asked the Prime Minister if he will define the responsibilities of the Secretary of State for Economic Affairs in Scotland.
I would refer the hon. Member to the Answer I gave on 7th December, 1967, to a Question by the hon. Member for Moray and Nairn (Mr. G. Campbell).—[Vol. 755, c. 1660.]
While the National Plan has been decently buried, the corpse of the Scottish Plan is still laid out in a back room of the Scottish Office. Since the Secretary of State for Economic Affairs has precious little else to do, could he not pay a visit to Edinburgh in order to put this stinking document beneath the sod?

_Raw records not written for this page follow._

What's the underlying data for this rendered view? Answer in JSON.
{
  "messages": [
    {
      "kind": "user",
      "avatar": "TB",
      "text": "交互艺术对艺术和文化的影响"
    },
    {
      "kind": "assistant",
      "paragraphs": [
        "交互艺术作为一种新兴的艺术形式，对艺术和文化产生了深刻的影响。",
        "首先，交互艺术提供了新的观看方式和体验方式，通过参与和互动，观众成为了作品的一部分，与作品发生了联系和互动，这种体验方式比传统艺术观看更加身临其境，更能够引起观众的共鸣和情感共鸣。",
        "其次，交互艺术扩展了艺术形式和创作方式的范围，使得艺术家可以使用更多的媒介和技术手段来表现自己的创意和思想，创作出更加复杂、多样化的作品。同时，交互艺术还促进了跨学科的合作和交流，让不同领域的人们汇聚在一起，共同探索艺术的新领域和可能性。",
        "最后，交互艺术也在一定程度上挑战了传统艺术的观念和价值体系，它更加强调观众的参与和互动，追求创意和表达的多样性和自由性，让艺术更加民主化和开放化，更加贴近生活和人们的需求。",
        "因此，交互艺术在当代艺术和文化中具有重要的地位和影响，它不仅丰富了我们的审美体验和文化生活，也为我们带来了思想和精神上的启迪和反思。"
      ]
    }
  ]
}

The hon. Gentleman must be responsible for his own choice of elegant language. He will doubtless be aware of the special responsibility of the Secretary of State for Scotland in all matters affecting economic co-ordination in Scotland, and perhaps he can find suitable adjectives to describe not only the effective assistance by the Government to industry in Scotland last year, which, exclusive of the Regional Employment Premium, was about £42 million—an all-time record figure—while the annual rate for the Regional Employment Premium itself is about £40 million.The hon. Gentleman will also no doubt find language to express pleasure in the fact that the latest unemployment figures in Scotland are lower than in any single month in 1963, when his party had been in office for 12 years.

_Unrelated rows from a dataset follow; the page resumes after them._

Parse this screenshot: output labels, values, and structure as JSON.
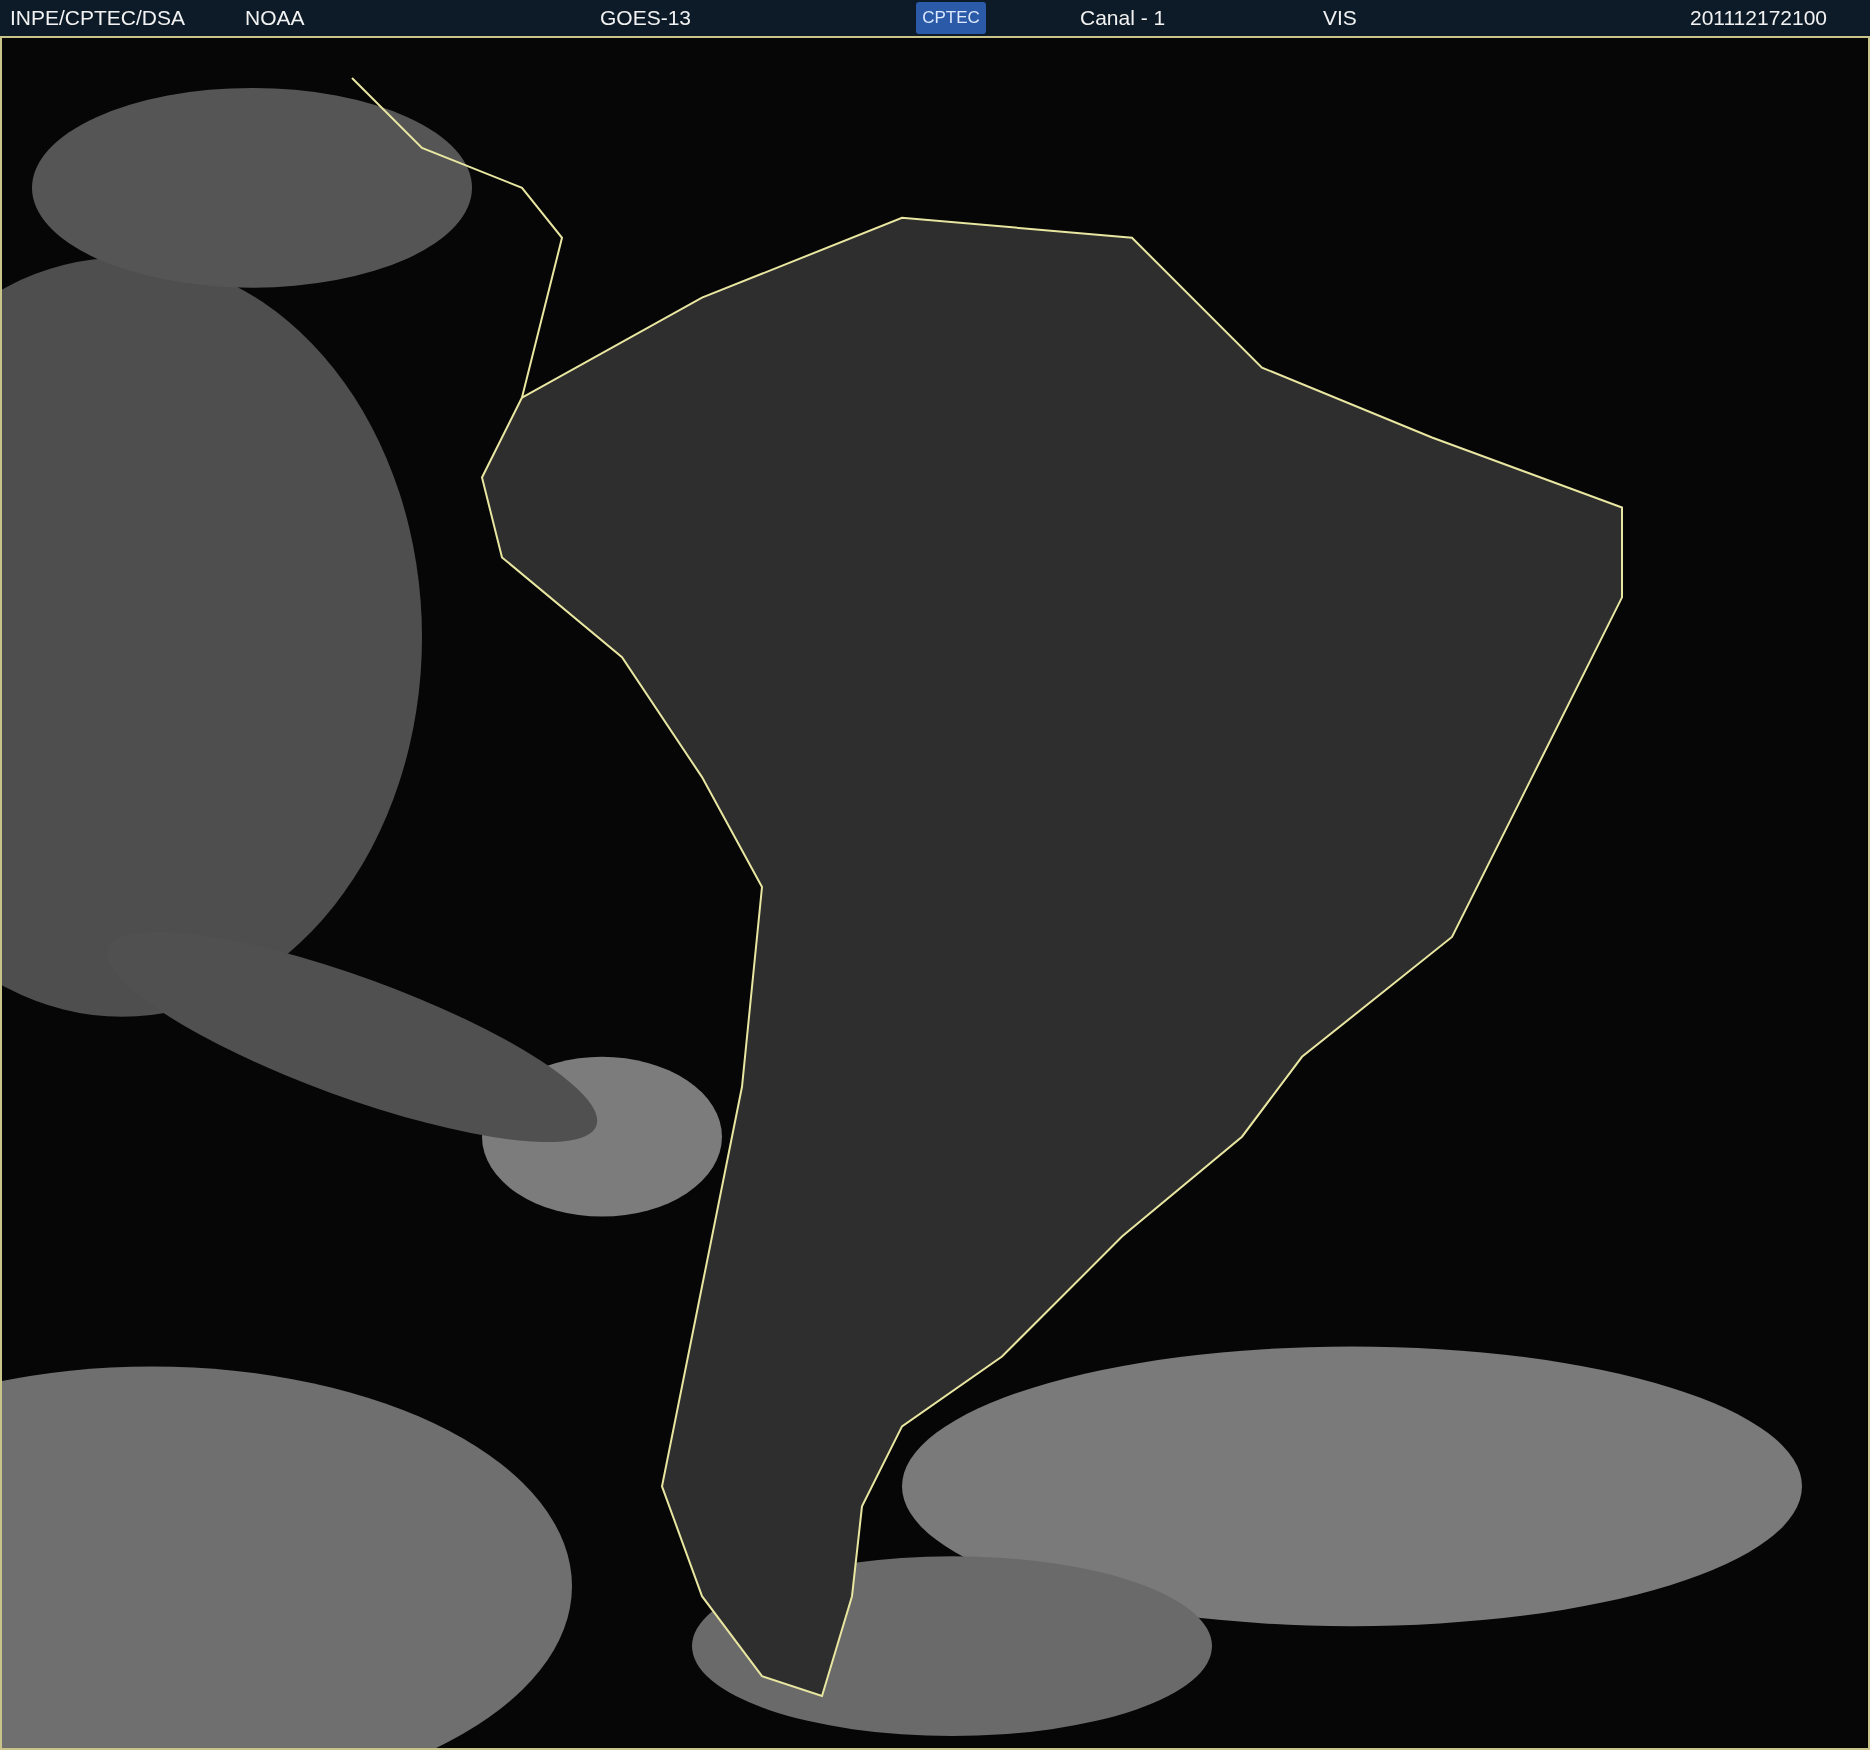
{
  "header": {
    "source": "INPE/CPTEC/DSA",
    "agency": "NOAA",
    "satellite": "GOES-13",
    "logo": "CPTEC",
    "channel": "Canal - 1",
    "band": "VIS",
    "timestamp": "201112172100"
  }
}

While my right hon. Friend is thinking of this matter, will he again take a look at the responsibilities of the Secretary of State for Scotland and the fact that all the power is concentrated in London? Does he think this a good way of running the affairs of the country today?
The problems of the right division of functions between my right hon. Friend the Secretary of State for Scotland and other Ministers is always being considered, but I should have thought that it would be regarded as right for Scotland that the Secretary of State for Scotland should have these very wide-ranging functions. I think that it has been the view of the majority of right hon. and hon. Members, from all parties, that, in certain aspects of economic affairs—for example, the Board of Trade being responsible for the industry of Britain as a whole—it is a great advantage to Scotland to have this done on a United Kingdom basis.
Is the Prime Minister aware, with reference to a previous remark of his, that flying a flag upside down is a well-known signal of distress? Is he aware that there is considerable distress in Scotland over the application of economic policies which may or may not make sense in the south of England, where the economy is over-heated, but which do not suit the Scottish situation? Will he look seriously at the possibility of strengthening the economic side of the Scottish Office and also providing Scottish Members with more statistics about the situation in Scotland, which differs from that in England?
Those who were flying the flag upside down showed anything but distress and were singularly unaware that it was upside down.On the broader issues, one must judge these matters by the increasing help being given to industrial development in Scotland and by such revolutionary and at one time controversial proposals as the Highlands and Islands Development Board, which is now getting into its stride and is providing help for a part of Scotland which had been neglected for generations before it was established. The Government are by no means satisfied and I accept, as I have said many times, the economic necessity for Britain as well as for Scotland itself of narrowing the differentials in unemployment and economic prosperity between Scotland and other parts of the United Kingdom.
Is my right hon. Friend aware that, from practical experience, I consider that the Department in Scotland having one Minister provides all the advantages which he is now seeking to achieve by co-ordinating the social services in England, and that it has been a great success, because multi-Ministers lead to multi-arguments and a waste of time in Scotland?
As the previous Answer in December to me which was referred to was extremely uninformative, and, as the Prime Minister has since then relinquished his responsibility in this sphere of activity, will he now make a statement about the divisions between Ministers as they are now?
I have not relinquished my general responsibility for economic affairs, which is the duty of every Prime Minister, and, in particular, the very keen interest that I have taken from the moment that we came into office in problems of regional development, including those in Scotland and Wales. Following the change referred to by the hon. Gentleman, there is no difference in the relations between the Department of Economic Affairs and the Department of my right hon. Friend the Secretary of State for Scotland.